Building and maintaining complex distributed systems
June 19–20, 2017: Training
June 20–22, 2017: Tutorials & Conference
San Jose, CA

The problem with preaggregated metrics

Christine Yen (Honeycomb)
11:25am–12:05pm Thursday, June 22, 2017
Monitoring, Tracing, & Metrics
Location: LL20 A/B
Level: Intermediate
Average rating: ****.
(4.60, 5 ratings)

Who is this presentation for?

  • Those working in infrastructure and operations and application engineers

Prerequisite knowledge

  • Familiarity with metrics or monitoring systems and the sorts of questions that are typically intended to be answered by investigating machine data or logs
  • Experience with operational metrics and using data to debug system behavior, either for an outage or in response to support requests (useful but not required)
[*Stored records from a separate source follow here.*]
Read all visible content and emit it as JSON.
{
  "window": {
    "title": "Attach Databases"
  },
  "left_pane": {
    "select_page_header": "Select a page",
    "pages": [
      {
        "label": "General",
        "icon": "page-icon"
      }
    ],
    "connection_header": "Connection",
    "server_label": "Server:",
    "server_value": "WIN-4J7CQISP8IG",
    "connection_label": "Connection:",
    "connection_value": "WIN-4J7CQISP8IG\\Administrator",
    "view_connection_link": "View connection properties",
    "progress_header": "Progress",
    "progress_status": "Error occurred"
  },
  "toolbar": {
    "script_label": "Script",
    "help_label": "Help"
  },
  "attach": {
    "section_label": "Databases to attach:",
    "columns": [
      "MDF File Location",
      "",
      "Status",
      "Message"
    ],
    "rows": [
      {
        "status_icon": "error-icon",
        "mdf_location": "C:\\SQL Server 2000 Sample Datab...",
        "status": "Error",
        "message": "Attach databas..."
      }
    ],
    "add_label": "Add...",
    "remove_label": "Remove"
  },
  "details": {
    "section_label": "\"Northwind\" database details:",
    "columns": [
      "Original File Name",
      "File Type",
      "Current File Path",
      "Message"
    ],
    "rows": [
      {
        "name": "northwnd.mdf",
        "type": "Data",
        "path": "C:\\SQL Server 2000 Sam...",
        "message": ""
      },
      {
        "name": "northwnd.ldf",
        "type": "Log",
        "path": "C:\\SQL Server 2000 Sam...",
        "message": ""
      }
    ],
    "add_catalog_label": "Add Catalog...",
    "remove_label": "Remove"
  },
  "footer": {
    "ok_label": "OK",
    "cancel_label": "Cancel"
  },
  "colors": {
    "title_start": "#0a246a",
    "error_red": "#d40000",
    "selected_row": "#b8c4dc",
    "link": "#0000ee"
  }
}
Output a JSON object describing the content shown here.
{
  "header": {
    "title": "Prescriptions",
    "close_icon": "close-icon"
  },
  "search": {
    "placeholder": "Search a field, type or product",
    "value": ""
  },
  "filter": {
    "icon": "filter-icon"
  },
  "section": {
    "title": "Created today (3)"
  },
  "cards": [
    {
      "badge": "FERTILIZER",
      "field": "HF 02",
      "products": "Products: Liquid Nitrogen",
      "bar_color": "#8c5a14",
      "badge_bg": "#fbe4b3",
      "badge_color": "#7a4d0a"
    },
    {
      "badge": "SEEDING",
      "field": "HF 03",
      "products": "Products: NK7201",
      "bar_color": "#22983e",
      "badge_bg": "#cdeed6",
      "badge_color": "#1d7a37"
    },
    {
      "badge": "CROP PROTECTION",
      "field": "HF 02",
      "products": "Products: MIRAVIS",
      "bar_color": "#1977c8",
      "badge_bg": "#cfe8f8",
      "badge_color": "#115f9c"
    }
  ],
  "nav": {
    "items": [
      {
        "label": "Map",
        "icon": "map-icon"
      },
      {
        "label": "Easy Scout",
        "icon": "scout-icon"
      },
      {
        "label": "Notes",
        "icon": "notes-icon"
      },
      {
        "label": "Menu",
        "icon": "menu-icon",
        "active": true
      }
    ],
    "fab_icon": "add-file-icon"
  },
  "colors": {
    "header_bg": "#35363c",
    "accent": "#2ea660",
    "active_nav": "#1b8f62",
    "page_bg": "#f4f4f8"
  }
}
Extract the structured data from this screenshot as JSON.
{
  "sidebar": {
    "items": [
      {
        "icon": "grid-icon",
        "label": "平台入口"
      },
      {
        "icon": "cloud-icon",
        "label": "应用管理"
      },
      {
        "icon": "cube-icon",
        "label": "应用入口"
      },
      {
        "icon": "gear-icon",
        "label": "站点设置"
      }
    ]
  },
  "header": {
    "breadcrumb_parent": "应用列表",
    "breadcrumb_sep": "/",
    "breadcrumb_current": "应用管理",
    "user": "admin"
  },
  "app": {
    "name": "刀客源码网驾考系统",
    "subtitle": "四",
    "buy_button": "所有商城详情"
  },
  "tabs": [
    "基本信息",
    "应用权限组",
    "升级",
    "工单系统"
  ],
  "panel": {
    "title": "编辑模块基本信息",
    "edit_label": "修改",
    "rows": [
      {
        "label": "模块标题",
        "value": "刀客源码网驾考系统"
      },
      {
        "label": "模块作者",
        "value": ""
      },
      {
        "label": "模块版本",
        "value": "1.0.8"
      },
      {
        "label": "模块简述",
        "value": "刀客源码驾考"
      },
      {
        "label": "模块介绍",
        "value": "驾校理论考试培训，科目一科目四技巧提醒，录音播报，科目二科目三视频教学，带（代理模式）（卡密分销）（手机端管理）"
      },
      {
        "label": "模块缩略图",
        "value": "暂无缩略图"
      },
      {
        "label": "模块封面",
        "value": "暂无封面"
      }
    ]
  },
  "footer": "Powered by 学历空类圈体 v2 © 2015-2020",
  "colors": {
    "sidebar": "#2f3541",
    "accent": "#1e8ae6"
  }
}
What you'll learn

  • Learn when preaggregating metrics are a suboptimal solution
  • Understand the trade-offs made in the implementation of a preaggregated or time series metrics solution and how they impact the flexibility of the end user of said metrics system


Preaggregated metrics and time series form the backbone of many monitoring setups. They have many redeeming qualities but simply aren’t sufficient for capturing or responding to the many ways things can go wrong in modern or complex systems. Preaggregating a small set of metrics is a perfectly reasonable technique for top-level KPIs but not for the day-to-day operations and debugging work that happens by your engineers on the front lines: it forces your engineers to predict what metrics will be interesting sometime in the future and hobbles their ability to quickly react to unexpected factors.

Christine Yen outlines the problems inherent in the use and implementation of preaggregated metrics and covers the implementation details inherent in building an RRD (the basis of many preaggregated metrics systems), highlighting another axis in which data is constrained. Contiguous time series stored on disk are speedy to read and easy to conceptualize but are at risk for a combinatorial explosion of inputs blowing up the underlying storage. Along the way, Christine stresses the importance of context. Relying on individual metrics and segments is like trying to extrapolate a 3D model of a room from hundreds of one-dimensional data points. When exploring a dataset, it’s crucial to be able to easily understand and visualize the interplay between the various attributes and measurements of a system event, but these one-dimensional metrics rob your engineers of this ability.

Christine Yen


Christine Yen is the cofounder of Honeycomb, a startup with a new approach to observability and debugging systems with data. Christine has built systems and products at companies large and small and likes to have her fingers in as many pies as possible. Previously, she built Parse’s analytics product (and leveraged Facebook’s data systems to expand it) and wrote software at a few now-defunct startups.